If you’d have made us guess who would be the one to bring the unique talents of Sarah Paulson and RuPaul’s Drag Race Season 7 winner Violet Chachki together, we would have just assumed the answer would be Ryan Murphy, in a season of American Horror Story or something. Instead, the answer turned out to be none other than Miuccia Prada. The Emmy winner and the reality TV winner pop up in multiple iterations in Neon Dream, the Willy Vanderperre–directed film for the brand’s fall 2018 campaign.

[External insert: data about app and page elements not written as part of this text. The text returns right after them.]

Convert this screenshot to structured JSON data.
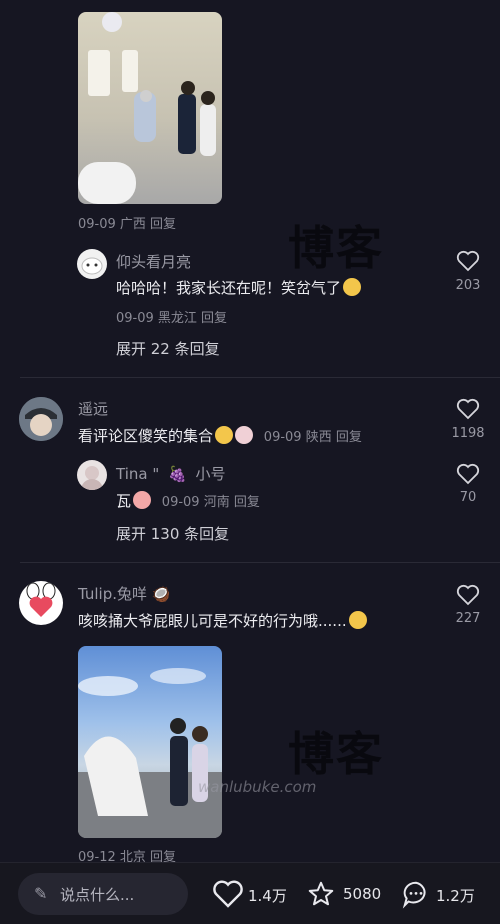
{
  "comments": [
    {
      "meta": "09-09 广西 回复"
    },
    {
      "user": "仰头看月亮",
      "text": "哈哈哈！我家长还在呢！笑岔气了",
      "meta": "09-09 黑龙江 回复",
      "likes": "203",
      "expand": "展开 22 条回复"
    },
    {
      "user": "遥远",
      "text": "看评论区傻笑的集合",
      "meta": "09-09 陕西 回复",
      "likes": "1198"
    },
    {
      "user": "Tina \"",
      "tag": "小号",
      "text": "瓦",
      "meta": "09-09 河南 回复",
      "likes": "70",
      "expand": "展开 130 条回复"
    },
    {
      "user": "Tulip.兔咩",
      "text": "咳咳捅大爷屁眼儿可是不好的行为哦......",
      "likes": "227",
      "meta": "09-12 北京 回复"
    }
  ],
  "watermark": {
    "text": "博客",
    "url": "wanlubuke.com"
  },
  "bottom_bar": {
    "input_placeholder": "说点什么...",
    "likes": "1.4万",
    "favorites": "5080",
    "comments": "1.2万"
  }
}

At first, the four-minute clip seems to be merely a moving-image extension of the print campaign. There’s the campaign star, Amanda Murphy, moving though a bunch of neon lights signifying Las Vegas (where the clip was filmed, though many of the sets were constructed specially for the video). She drives a vintage convertible down into the heart of the city, where she encounters a group of roving Marilyn Monroe impersonators led by none other than Chachki. A few seconds later, Paulson is there to dutifully valet Murphy’s car. Chachki continues to lead her band of Monroe-ettes, while Paulson shows up again as a theater usher. If you haven’t caught on by now, shifting notions of identity are a major theme here. So, naturally, Chachki pops up again, this time in full Vegas showgirl regalia (peep those glitter bangs), and her performance apparently entrances Murphy so much that suddenly she’s a showgirl too. A few beats later, we get another glimpse of someone in a Monroe dress, except, it turns out, this time it’s Paulson. The actress makes one final appearance as a menacing cocktail waitress on roller skates who only makes eye contact with Murphy on her own terms.

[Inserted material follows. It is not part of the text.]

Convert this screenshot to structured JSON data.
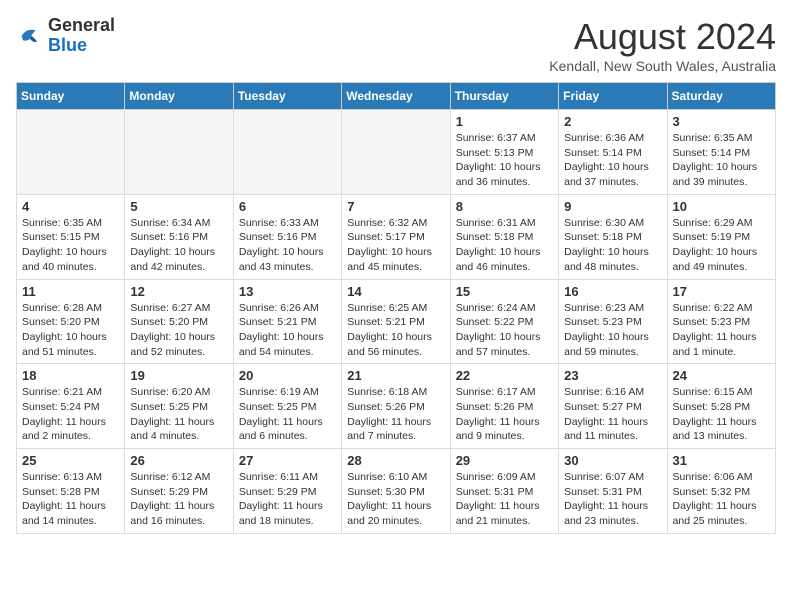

In addition to the theme of permeable identifies, the clip also serves as a send up of various Las Vegas tropes and iconography. “This Las Vegas is nevertheless a fiction, composed of archetypes – red velvet drapes, glittering lights, glowing Technicolor, billboards and convertibles,” reads the press release. “Reality, reimagined. A neon dream.”

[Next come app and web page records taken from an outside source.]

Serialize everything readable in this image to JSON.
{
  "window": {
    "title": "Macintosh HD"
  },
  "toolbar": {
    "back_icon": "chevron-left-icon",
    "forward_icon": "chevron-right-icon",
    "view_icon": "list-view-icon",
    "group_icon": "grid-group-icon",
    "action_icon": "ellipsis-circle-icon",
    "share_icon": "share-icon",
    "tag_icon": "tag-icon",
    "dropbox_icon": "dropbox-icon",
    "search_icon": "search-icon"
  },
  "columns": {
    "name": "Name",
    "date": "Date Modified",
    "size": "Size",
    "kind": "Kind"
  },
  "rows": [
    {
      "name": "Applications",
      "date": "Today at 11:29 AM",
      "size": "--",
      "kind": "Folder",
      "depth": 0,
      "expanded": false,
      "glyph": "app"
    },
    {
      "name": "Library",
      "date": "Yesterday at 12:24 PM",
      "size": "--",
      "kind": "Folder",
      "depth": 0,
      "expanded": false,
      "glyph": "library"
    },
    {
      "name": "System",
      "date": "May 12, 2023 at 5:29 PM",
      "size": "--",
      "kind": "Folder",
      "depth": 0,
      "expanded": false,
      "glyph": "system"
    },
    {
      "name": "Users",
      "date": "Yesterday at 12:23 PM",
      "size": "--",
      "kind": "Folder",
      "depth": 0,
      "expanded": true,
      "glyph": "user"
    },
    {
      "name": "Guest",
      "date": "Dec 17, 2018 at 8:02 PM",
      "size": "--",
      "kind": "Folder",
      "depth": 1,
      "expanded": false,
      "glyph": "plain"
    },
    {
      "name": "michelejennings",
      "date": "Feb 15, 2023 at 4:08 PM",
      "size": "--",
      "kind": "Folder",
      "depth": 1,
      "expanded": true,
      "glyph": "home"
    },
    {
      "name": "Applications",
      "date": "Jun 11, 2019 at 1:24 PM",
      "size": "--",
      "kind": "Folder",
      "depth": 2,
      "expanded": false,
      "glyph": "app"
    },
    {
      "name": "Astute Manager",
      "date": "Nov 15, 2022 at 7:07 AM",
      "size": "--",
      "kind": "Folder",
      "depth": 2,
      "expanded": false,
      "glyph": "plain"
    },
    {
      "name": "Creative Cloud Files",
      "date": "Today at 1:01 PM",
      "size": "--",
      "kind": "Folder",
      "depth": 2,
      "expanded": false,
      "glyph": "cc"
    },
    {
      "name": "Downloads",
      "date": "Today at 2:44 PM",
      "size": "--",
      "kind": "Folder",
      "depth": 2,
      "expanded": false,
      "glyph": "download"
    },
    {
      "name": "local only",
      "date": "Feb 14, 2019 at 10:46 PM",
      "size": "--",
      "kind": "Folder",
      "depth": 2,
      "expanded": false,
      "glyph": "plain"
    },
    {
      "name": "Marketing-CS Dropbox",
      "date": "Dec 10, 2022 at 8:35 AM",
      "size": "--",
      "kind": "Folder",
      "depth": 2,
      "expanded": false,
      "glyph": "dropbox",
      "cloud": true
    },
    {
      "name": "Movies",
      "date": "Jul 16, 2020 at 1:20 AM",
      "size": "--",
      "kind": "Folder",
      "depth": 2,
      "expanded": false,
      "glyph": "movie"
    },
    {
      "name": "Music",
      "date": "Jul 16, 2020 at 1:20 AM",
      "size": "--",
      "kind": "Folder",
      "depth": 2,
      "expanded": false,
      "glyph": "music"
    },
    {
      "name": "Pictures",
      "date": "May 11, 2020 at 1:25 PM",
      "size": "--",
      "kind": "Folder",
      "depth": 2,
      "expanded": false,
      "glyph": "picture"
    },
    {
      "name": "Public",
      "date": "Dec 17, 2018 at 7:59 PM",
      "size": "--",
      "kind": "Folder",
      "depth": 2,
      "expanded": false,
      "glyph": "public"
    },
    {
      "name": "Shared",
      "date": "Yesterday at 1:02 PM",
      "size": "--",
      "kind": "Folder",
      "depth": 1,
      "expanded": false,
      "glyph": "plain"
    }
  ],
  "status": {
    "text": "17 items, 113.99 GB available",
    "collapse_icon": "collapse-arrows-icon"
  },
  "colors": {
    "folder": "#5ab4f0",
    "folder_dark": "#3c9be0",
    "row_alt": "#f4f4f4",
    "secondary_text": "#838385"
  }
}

While Prada generally prefers to reserve starring roles in its print campaigns for models, the Italian house is no stranger to casting a wide assortment of celebrity performers and actors in its videos (remember the David O. Russell short film that features everyone from Connie Britton to John Krasinksi?).
Still, it’s perhaps Paulson’s biggest fashion moment so far, to say nothing of Chacki. Since winning the Drag Race crown in 2015, she’s been no stranger to the fashion community. She’s become a semi-regular front-row and street-style figure at fashion weeks around the world (memorably, the late street-style photographer Bill Cunningham flipped out over her in the documentary Bill Cunningham New York), and has appeared in numerous fashion magazines. She’s also walked for Moschino twice, and previously fronted a lingerie campaign. Still, this is unquestionably her highest fashion peak so far.
In general, Drag Race is still hot on the mind of fashion folks: The latest cover of Love magazine features the young transgender model Ariel Nicholson in the unmistakable eye makeup of the All Stars 3 winner, Trixie Mattel.